Problem =>
Wherever the string "icon" appears in the listing, copy that line.

◇ ◇ ◇ ◇ ◇

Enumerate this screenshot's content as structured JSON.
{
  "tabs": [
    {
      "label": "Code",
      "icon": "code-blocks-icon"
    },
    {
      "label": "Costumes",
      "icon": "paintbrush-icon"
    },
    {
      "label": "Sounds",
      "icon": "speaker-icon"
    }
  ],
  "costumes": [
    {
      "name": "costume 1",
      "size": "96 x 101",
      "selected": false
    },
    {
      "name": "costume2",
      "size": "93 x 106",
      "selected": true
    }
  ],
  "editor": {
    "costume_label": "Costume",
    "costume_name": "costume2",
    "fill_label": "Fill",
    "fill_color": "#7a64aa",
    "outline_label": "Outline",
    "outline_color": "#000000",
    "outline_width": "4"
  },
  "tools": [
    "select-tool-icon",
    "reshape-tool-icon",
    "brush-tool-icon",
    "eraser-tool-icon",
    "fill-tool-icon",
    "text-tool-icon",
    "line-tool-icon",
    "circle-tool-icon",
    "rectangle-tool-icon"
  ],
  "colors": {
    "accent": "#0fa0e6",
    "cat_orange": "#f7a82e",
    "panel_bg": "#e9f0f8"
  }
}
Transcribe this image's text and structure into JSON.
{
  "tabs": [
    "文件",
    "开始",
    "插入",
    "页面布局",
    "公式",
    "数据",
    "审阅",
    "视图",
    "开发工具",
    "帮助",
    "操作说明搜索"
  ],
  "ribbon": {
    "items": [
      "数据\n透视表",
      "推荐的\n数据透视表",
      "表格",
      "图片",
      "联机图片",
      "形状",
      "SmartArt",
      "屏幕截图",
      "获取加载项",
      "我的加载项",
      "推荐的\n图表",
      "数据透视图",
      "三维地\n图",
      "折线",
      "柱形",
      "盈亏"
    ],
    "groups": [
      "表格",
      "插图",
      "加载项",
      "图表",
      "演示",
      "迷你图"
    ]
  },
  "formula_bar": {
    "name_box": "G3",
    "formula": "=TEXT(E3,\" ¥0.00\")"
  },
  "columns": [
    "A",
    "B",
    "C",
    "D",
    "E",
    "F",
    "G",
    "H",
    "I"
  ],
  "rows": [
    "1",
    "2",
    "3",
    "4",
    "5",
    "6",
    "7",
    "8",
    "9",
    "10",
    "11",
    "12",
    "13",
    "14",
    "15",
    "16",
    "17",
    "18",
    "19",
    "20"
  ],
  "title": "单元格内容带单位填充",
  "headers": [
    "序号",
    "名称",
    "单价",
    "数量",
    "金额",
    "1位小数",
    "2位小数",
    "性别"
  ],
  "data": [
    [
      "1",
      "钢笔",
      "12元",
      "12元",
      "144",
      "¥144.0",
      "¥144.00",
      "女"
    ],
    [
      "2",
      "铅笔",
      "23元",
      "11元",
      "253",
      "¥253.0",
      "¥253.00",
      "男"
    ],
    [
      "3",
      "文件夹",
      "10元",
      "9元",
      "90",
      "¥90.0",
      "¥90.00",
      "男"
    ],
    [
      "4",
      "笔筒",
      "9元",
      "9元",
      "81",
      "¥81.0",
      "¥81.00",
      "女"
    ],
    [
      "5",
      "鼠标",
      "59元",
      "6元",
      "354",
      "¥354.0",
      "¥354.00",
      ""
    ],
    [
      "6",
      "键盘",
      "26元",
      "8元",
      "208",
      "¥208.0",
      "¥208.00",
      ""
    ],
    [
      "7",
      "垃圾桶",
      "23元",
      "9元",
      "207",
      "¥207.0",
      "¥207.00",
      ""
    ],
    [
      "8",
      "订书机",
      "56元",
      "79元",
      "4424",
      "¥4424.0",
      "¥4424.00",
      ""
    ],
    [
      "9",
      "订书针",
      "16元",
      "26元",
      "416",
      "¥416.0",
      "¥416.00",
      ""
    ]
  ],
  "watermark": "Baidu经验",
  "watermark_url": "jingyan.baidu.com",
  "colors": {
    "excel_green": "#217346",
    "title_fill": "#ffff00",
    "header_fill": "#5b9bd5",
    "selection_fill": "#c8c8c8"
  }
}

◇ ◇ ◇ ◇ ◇

Solution to this task =>
      "icon": "code-blocks-icon"
      "icon": "paintbrush-icon"
      "icon": "speaker-icon"
    "select-tool-icon",
    "reshape-tool-icon",
    "brush-tool-icon",
    "eraser-tool-icon",
    "fill-tool-icon",
    "text-tool-icon",
    "line-tool-icon",
    "circle-tool-icon",
    "rectangle-tool-icon"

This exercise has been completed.